Naumburg, Halle. Drive out to Naumburg, a well preserved town with a major Romanesque and Early Gothic cathedral which contains some of the finest of mediaeval sculptures including astounding pseudo-portraits of the founders. Return to Halle for some free time before an evening concert at the Händel Halle with the Kammerorchester Basel, the MDR Rundfunkchor, Paul McCreesh (conductor) and soloists Mary Bevan, Rupert Enticknap, David Soar, Thomas Walker: Susanna, HWV 66.
Leipzig, Halle. Leipzig, the largest free city in Saxony and always a major centre of trade and industry, especially publishing. A guided walking tour includes the Markt, the large square with the arcaded town hall on one side, the maze of alleys and courtyards behind the streetfronts and the Thomaskirche, the mediaeval church where J. S. Bach was director of music for 26 years. Some free time, opportunity to visit the Bach Museum or the Museum of Fine Arts in its new premises, before returning to Halle mid afternoon. Evening concert at Halle Cathedral (Dom) with the Academy of Ancient Music, Tenebrae Choir, Nigel Short (conductor) and soloists Katie Trethewey, Martha McLorinan, Nicholas Madden, Stephen Kennedy: Messiah, HWV 56.
Halle, Bad Lauchstädt. In the morning visit the Moritzburg, a once formidable but partly ruined 15th-century castle; a 19th-cent. range houses an excellent art gallery. Drive the few miles to Bad Lauchstädt, a fashionable resort in the early 19th century with a delightful theatre built for the annual visit by Goethe and his troupe of actors from Weimar. Lunch before an afternoon opera at the Goethe-Theater: Alcina (Handel) with the Lautten Compagney Berlin, Nigel Short (conductor) and soloists to be confirmed. Return to Halle for dinner.

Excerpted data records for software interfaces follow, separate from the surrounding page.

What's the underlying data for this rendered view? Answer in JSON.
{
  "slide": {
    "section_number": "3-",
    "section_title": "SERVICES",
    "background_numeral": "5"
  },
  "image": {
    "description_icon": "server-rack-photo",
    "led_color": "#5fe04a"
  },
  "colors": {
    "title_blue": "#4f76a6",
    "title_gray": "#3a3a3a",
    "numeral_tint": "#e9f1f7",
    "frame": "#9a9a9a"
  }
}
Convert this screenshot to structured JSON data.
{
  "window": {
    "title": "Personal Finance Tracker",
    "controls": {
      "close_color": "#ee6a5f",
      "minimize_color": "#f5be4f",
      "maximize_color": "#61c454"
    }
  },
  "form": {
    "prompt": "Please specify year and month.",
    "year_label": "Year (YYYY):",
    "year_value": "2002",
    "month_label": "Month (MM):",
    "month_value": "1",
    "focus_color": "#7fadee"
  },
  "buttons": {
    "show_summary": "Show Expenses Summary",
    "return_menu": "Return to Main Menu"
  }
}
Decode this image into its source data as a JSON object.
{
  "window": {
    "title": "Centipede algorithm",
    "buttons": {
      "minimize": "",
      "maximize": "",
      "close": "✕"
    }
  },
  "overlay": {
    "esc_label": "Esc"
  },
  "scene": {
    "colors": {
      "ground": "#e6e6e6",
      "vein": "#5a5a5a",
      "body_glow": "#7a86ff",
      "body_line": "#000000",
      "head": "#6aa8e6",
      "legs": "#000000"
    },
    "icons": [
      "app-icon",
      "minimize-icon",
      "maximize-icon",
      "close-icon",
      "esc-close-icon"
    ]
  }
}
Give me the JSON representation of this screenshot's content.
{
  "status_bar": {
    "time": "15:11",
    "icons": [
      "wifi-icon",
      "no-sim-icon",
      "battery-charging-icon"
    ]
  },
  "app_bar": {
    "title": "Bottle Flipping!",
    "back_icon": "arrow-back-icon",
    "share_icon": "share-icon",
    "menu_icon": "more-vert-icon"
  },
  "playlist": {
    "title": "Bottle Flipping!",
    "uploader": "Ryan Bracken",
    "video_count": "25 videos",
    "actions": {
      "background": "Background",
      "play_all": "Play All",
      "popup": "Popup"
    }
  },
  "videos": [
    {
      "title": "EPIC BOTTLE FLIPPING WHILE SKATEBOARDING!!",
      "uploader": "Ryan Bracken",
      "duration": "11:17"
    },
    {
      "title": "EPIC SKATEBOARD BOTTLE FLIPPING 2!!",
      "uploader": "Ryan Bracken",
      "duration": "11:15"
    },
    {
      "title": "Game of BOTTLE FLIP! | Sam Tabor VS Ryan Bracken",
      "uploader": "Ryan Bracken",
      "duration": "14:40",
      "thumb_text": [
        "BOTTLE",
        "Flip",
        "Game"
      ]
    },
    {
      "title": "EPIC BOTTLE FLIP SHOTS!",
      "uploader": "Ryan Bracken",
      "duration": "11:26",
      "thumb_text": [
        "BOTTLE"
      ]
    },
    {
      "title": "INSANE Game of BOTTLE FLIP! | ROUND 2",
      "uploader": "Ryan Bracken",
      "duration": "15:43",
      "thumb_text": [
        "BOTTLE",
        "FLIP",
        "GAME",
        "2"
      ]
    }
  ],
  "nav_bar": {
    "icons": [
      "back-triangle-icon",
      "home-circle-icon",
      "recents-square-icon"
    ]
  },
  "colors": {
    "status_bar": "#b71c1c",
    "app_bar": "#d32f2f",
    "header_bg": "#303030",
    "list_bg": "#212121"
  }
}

Wörlitz. Visit the park of Schloss Wörlitz, one of the first and most successful of English-style landscaped gardens on the Continent, a delightful ensemble with artfully planned lake, Classical pavilions and Romantic follies. Fly from Berlin Tegel to Heathrow, arriving c. 5.45pm.
Price, per person
Price, per person. Two sharing: £2,240 or £2,020 without flights. Single occupancy: £2,480 or £2,260 without flights.
Music tickets are confirmed in November 2018.
Top category tickets to 4 performances costing c. £220; air travel (economy class) on British Airways flights (Airbus A320); private coach for airport transfers and excursions; accommodation as described below; breakfasts, 1 lunch and 4 dinners with wine; all admissions; all tips for waiters, drivers and guides; all state and airport taxes; services of the lecturer.
Hotel Rotes Ross, Halle: 4-star hotel in the town centre, comfortable and furnished in a classic style.
The tour involves walking in the town centres where vehicular access is restricted and should not be attempted by anyone who has difficulty with everyday walking and stair-climbing. Average distance by coach per day: 65 miles.
Between 10 and 22 participants.
Before booking, please refer to the FCO website to ensure you are happy with the travel advice for the destination(s) you are visiting: www.gov.uk/foreign-travel-advice.
'The itinerary was excellent. The various outings were eye openers to a new country and whetted my appetite to explore it further.'
'Excellent performances and first rate artists.'